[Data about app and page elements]
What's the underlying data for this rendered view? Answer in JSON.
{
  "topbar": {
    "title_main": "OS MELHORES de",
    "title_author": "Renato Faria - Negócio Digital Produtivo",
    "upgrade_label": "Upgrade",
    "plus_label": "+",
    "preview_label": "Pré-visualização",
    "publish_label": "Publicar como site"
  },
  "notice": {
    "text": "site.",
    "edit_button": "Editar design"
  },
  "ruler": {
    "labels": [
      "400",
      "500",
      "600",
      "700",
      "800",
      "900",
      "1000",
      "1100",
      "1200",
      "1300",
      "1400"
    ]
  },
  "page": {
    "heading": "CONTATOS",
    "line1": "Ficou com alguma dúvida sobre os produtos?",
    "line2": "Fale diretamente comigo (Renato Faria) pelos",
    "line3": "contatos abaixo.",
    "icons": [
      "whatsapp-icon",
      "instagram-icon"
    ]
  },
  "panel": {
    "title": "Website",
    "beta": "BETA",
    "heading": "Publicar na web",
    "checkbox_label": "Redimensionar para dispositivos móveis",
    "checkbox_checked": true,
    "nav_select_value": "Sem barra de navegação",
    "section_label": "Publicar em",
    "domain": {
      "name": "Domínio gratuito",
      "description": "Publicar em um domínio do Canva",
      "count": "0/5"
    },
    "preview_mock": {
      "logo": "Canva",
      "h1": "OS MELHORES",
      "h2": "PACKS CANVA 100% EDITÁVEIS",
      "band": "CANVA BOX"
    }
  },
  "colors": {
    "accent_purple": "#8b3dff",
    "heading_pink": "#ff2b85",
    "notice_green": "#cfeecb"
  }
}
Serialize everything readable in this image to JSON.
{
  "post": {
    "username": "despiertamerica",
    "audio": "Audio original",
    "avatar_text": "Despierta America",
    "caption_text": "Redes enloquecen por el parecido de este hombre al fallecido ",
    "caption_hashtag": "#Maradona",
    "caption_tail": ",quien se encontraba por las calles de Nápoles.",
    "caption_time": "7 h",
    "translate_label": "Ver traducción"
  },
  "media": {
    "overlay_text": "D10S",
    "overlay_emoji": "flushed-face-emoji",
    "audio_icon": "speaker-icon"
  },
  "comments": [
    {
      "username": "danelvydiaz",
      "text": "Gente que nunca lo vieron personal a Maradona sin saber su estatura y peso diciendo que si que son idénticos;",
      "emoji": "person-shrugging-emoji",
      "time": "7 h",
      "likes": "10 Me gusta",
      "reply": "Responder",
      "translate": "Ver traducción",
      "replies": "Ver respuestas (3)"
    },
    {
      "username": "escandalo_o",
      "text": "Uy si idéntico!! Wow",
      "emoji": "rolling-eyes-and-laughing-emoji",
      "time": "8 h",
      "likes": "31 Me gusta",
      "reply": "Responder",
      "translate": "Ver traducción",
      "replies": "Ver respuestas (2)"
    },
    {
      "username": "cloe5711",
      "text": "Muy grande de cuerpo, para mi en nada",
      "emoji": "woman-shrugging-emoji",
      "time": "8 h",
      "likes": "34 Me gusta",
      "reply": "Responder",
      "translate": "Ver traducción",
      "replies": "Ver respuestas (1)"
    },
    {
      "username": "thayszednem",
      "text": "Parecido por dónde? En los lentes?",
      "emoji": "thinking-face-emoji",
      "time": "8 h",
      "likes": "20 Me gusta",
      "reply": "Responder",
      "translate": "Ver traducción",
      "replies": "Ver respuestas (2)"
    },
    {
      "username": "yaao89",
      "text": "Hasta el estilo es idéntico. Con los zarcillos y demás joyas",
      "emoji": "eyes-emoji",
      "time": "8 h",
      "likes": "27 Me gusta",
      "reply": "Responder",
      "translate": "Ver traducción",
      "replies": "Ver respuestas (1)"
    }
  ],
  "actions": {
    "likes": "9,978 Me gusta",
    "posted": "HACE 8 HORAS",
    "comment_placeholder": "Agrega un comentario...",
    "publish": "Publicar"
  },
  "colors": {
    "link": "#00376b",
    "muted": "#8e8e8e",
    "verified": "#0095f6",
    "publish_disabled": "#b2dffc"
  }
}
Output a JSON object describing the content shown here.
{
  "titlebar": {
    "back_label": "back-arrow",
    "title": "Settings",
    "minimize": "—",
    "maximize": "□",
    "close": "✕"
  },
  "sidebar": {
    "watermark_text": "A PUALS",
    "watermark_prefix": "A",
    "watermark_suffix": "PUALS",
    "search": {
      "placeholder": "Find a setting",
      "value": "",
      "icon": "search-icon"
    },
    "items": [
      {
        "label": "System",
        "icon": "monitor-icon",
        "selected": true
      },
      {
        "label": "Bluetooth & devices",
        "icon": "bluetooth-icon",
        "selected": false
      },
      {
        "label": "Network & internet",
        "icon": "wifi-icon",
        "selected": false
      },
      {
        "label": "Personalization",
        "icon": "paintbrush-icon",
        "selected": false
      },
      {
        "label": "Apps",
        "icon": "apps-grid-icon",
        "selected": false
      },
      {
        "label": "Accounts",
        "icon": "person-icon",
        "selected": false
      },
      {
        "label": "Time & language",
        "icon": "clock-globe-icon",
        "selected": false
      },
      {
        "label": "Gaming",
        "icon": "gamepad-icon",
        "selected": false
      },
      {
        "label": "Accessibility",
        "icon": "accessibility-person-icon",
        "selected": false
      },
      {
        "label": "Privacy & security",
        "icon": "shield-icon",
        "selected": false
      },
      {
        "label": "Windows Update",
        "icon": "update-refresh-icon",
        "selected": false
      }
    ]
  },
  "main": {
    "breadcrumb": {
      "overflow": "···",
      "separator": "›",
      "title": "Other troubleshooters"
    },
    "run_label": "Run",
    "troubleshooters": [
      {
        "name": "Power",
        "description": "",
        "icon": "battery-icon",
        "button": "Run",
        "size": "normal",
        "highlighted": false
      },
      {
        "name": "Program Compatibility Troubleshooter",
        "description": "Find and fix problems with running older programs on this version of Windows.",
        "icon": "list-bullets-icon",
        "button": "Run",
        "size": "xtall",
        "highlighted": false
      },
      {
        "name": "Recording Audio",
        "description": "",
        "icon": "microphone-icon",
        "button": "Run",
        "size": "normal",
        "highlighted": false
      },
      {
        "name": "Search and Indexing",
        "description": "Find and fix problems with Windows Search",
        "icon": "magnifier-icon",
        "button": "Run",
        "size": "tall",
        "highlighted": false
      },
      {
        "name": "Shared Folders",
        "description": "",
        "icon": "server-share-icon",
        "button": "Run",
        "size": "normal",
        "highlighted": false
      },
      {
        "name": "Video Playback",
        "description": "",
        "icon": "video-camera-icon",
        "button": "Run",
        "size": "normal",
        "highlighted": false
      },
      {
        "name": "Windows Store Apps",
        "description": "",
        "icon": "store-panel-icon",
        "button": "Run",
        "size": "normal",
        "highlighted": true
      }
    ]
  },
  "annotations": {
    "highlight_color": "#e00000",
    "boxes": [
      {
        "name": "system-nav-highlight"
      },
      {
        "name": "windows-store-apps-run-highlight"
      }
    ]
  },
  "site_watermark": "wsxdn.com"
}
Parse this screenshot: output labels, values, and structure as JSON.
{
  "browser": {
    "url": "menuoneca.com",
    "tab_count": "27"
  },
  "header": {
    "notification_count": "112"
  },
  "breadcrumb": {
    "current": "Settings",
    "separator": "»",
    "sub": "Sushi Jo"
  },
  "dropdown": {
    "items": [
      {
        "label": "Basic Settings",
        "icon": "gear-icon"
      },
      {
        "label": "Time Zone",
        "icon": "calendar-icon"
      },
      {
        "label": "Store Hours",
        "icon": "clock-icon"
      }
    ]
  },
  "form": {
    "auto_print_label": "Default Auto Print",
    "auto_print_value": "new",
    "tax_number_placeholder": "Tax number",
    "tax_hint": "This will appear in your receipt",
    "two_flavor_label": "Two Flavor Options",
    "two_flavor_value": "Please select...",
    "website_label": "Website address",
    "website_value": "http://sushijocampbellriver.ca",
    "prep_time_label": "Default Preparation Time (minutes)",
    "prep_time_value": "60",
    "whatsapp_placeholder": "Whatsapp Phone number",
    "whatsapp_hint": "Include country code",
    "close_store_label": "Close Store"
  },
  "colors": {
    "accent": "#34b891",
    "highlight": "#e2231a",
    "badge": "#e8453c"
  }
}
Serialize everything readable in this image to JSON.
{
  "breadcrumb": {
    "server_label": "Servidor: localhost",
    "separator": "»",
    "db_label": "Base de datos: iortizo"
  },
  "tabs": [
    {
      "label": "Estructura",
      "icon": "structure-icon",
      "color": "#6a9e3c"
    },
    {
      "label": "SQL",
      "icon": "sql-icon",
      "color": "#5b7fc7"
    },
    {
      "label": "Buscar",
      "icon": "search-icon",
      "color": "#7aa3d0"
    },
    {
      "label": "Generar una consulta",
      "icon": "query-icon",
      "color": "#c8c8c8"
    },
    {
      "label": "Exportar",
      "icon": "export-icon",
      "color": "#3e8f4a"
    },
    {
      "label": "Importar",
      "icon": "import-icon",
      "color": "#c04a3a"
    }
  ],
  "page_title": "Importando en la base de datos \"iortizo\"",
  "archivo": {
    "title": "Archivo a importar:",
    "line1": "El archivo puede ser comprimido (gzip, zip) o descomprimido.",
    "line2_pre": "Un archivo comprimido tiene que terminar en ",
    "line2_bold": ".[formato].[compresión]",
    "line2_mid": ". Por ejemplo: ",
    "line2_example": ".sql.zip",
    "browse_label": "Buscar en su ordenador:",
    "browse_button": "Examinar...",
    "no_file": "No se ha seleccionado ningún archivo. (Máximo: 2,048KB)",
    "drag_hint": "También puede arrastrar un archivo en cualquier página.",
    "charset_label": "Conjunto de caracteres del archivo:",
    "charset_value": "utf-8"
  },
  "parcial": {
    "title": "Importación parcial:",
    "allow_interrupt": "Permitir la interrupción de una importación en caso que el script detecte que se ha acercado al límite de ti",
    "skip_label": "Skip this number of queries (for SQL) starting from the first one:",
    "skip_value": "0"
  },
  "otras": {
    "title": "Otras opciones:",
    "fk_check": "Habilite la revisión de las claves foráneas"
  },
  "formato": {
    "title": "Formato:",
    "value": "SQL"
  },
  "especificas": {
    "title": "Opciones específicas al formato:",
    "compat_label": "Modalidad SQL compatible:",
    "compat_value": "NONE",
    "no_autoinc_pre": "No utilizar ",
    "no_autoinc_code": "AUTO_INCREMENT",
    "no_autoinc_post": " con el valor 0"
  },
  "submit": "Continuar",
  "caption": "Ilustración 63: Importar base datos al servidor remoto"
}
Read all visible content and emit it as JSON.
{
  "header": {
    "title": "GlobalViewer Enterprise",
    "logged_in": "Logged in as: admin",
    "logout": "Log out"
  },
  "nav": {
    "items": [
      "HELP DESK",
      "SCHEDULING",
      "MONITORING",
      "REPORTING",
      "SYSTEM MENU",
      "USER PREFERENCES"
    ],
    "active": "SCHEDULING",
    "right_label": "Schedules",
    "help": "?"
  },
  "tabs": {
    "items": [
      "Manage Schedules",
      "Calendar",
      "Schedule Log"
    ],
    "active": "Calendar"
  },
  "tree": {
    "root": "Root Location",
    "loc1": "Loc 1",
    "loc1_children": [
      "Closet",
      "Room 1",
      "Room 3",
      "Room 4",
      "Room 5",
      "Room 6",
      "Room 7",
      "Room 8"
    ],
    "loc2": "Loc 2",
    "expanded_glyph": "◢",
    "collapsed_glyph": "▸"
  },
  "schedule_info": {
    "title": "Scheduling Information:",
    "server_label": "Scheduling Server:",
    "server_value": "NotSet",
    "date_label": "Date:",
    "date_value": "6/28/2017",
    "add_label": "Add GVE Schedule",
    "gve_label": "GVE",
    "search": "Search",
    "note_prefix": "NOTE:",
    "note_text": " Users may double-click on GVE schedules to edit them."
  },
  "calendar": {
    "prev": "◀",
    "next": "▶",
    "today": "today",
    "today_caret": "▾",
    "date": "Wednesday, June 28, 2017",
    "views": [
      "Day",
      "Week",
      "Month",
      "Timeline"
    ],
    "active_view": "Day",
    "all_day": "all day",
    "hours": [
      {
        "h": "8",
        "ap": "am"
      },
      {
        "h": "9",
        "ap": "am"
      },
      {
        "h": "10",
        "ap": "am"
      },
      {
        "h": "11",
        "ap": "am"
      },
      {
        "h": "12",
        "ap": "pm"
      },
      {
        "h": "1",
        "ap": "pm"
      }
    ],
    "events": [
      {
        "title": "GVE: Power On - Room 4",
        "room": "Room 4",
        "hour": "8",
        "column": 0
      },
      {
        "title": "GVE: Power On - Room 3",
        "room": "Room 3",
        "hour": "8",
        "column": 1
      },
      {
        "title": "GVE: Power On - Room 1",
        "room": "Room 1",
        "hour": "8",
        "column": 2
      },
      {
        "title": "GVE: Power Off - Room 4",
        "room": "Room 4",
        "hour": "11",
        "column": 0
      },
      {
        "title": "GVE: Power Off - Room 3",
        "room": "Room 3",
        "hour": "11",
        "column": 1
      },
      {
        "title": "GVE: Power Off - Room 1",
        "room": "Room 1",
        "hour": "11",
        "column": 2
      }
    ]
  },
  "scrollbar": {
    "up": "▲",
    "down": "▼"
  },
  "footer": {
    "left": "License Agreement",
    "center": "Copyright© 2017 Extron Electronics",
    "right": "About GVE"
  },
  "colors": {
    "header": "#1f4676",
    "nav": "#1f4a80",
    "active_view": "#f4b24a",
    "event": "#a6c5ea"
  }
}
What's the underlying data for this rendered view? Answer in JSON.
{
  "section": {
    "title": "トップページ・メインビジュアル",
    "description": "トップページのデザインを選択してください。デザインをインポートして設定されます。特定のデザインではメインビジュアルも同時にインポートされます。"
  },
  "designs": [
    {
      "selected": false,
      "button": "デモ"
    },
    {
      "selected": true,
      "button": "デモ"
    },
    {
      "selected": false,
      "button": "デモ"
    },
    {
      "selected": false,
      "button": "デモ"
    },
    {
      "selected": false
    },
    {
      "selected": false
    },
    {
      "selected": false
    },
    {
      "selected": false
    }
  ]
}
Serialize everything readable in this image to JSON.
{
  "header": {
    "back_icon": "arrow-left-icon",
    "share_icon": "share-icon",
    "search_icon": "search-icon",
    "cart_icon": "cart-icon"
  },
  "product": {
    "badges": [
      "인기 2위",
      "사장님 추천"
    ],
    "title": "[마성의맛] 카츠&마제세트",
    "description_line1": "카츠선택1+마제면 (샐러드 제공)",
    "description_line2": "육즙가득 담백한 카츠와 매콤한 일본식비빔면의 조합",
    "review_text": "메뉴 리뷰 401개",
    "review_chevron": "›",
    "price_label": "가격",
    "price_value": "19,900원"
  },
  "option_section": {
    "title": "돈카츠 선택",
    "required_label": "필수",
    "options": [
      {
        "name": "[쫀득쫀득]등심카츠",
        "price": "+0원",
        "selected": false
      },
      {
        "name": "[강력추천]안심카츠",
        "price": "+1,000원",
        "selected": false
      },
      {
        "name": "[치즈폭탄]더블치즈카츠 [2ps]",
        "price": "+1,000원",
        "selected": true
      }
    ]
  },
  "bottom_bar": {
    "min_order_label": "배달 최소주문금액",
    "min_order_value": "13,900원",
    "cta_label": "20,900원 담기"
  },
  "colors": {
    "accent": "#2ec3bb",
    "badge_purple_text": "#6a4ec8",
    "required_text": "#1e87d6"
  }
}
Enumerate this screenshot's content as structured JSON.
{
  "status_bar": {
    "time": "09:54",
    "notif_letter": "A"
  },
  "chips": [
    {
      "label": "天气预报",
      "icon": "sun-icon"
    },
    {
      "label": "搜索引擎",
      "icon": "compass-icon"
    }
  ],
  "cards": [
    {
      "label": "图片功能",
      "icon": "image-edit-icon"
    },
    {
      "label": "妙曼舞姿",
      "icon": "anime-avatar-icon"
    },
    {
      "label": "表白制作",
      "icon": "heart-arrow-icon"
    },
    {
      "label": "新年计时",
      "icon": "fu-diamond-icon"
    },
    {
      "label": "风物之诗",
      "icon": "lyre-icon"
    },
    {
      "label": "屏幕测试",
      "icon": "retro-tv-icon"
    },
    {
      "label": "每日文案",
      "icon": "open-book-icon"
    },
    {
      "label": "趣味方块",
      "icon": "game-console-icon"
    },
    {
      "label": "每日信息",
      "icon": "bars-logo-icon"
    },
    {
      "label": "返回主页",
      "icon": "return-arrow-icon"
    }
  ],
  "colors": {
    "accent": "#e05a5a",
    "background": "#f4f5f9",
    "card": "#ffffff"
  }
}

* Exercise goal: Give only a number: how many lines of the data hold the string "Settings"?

* Exercise response: 3